* Work instruction: Every single entry below should be reproduced verbatim.

[Dataset entries]
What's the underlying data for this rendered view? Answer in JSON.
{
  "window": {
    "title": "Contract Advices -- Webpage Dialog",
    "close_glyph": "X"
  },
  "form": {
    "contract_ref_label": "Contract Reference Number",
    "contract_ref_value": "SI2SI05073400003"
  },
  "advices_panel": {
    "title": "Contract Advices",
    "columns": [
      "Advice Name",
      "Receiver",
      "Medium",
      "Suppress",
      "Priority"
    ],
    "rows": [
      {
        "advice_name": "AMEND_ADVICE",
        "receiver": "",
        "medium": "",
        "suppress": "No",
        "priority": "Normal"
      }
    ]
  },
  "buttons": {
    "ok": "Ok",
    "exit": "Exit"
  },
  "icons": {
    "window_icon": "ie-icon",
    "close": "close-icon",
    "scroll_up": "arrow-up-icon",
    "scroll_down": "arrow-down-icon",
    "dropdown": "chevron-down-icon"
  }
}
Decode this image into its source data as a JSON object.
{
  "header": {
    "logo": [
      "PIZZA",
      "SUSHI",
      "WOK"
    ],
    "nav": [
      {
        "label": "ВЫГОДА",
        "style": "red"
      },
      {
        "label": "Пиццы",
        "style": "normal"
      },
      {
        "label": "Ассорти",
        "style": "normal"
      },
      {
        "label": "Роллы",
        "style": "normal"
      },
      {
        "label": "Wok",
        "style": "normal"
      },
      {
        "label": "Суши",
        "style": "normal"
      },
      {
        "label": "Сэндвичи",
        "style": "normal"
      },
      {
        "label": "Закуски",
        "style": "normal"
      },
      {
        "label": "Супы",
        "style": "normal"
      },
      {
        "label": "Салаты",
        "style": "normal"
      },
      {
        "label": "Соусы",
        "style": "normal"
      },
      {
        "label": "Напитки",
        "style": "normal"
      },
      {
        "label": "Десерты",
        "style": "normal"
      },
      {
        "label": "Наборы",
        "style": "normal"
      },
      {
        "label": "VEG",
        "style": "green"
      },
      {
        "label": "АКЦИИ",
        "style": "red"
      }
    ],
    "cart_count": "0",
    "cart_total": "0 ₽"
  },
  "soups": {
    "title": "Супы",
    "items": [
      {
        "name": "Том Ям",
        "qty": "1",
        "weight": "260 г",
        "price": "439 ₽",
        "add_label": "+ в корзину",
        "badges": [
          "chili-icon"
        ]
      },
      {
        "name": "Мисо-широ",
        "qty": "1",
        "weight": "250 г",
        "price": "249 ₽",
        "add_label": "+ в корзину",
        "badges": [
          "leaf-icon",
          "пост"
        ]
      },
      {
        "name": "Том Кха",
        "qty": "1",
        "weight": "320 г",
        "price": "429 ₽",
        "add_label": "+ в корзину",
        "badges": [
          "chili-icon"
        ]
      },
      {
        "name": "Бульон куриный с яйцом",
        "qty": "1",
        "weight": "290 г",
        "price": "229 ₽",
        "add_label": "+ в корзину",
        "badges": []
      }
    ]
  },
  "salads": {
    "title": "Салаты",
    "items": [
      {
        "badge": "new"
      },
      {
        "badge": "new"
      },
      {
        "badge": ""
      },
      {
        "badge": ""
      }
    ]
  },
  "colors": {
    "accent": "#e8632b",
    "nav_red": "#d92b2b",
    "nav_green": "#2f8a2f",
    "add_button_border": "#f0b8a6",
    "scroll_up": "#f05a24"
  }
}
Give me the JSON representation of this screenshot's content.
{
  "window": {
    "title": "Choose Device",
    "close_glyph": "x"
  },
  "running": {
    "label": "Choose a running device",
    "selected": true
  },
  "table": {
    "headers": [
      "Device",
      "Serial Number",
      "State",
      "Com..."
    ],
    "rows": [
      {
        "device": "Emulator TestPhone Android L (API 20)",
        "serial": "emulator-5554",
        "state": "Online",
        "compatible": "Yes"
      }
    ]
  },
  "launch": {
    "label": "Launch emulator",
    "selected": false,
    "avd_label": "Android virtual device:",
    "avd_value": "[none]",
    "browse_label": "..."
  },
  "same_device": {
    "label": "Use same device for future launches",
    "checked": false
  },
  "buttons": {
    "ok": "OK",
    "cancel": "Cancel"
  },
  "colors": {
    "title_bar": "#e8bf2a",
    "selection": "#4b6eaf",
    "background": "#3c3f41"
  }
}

* Solution to this problem:
What's the underlying data for this rendered view? Answer in JSON.
{
  "window": {
    "title": "Contract Advices -- Webpage Dialog",
    "close_glyph": "X"
  },
  "form": {
    "contract_ref_label": "Contract Reference Number",
    "contract_ref_value": "SI2SI05073400003"
  },
  "advices_panel": {
    "title": "Contract Advices",
    "columns": [
      "Advice Name",
      "Receiver",
      "Medium",
      "Suppress",
      "Priority"
    ],
    "rows": [
      {
        "advice_name": "AMEND_ADVICE",
        "receiver": "",
        "medium": "",
        "suppress": "No",
        "priority": "Normal"
      }
    ]
  },
  "buttons": {
    "ok": "Ok",
    "exit": "Exit"
  },
  "icons": {
    "window_icon": "ie-icon",
    "close": "close-icon",
    "scroll_up": "arrow-up-icon",
    "scroll_down": "arrow-down-icon",
    "dropdown": "chevron-down-icon"
  }
}
Decode this image into its source data as a JSON object.
{
  "header": {
    "logo": [
      "PIZZA",
      "SUSHI",
      "WOK"
    ],
    "nav": [
      {
        "label": "ВЫГОДА",
        "style": "red"
      },
      {
        "label": "Пиццы",
        "style": "normal"
      },
      {
        "label": "Ассорти",
        "style": "normal"
      },
      {
        "label": "Роллы",
        "style": "normal"
      },
      {
        "label": "Wok",
        "style": "normal"
      },
      {
        "label": "Суши",
        "style": "normal"
      },
      {
        "label": "Сэндвичи",
        "style": "normal"
      },
      {
        "label": "Закуски",
        "style": "normal"
      },
      {
        "label": "Супы",
        "style": "normal"
      },
      {
        "label": "Салаты",
        "style": "normal"
      },
      {
        "label": "Соусы",
        "style": "normal"
      },
      {
        "label": "Напитки",
        "style": "normal"
      },
      {
        "label": "Десерты",
        "style": "normal"
      },
      {
        "label": "Наборы",
        "style": "normal"
      },
      {
        "label": "VEG",
        "style": "green"
      },
      {
        "label": "АКЦИИ",
        "style": "red"
      }
    ],
    "cart_count": "0",
    "cart_total": "0 ₽"
  },
  "soups": {
    "title": "Супы",
    "items": [
      {
        "name": "Том Ям",
        "qty": "1",
        "weight": "260 г",
        "price": "439 ₽",
        "add_label": "+ в корзину",
        "badges": [
          "chili-icon"
        ]
      },
      {
        "name": "Мисо-широ",
        "qty": "1",
        "weight": "250 г",
        "price": "249 ₽",
        "add_label": "+ в корзину",
        "badges": [
          "leaf-icon",
          "пост"
        ]
      },
      {
        "name": "Том Кха",
        "qty": "1",
        "weight": "320 г",
        "price": "429 ₽",
        "add_label": "+ в корзину",
        "badges": [
          "chili-icon"
        ]
      },
      {
        "name": "Бульон куриный с яйцом",
        "qty": "1",
        "weight": "290 г",
        "price": "229 ₽",
        "add_label": "+ в корзину",
        "badges": []
      }
    ]
  },
  "salads": {
    "title": "Салаты",
    "items": [
      {
        "badge": "new"
      },
      {
        "badge": "new"
      },
      {
        "badge": ""
      },
      {
        "badge": ""
      }
    ]
  },
  "colors": {
    "accent": "#e8632b",
    "nav_red": "#d92b2b",
    "nav_green": "#2f8a2f",
    "add_button_border": "#f0b8a6",
    "scroll_up": "#f05a24"
  }
}
Give me the JSON representation of this screenshot's content.
{
  "window": {
    "title": "Choose Device",
    "close_glyph": "x"
  },
  "running": {
    "label": "Choose a running device",
    "selected": true
  },
  "table": {
    "headers": [
      "Device",
      "Serial Number",
      "State",
      "Com..."
    ],
    "rows": [
      {
        "device": "Emulator TestPhone Android L (API 20)",
        "serial": "emulator-5554",
        "state": "Online",
        "compatible": "Yes"
      }
    ]
  },
  "launch": {
    "label": "Launch emulator",
    "selected": false,
    "avd_label": "Android virtual device:",
    "avd_value": "[none]",
    "browse_label": "..."
  },
  "same_device": {
    "label": "Use same device for future launches",
    "checked": false
  },
  "buttons": {
    "ok": "OK",
    "cancel": "Cancel"
  },
  "colors": {
    "title_bar": "#e8bf2a",
    "selection": "#4b6eaf",
    "background": "#3c3f41"
  }
}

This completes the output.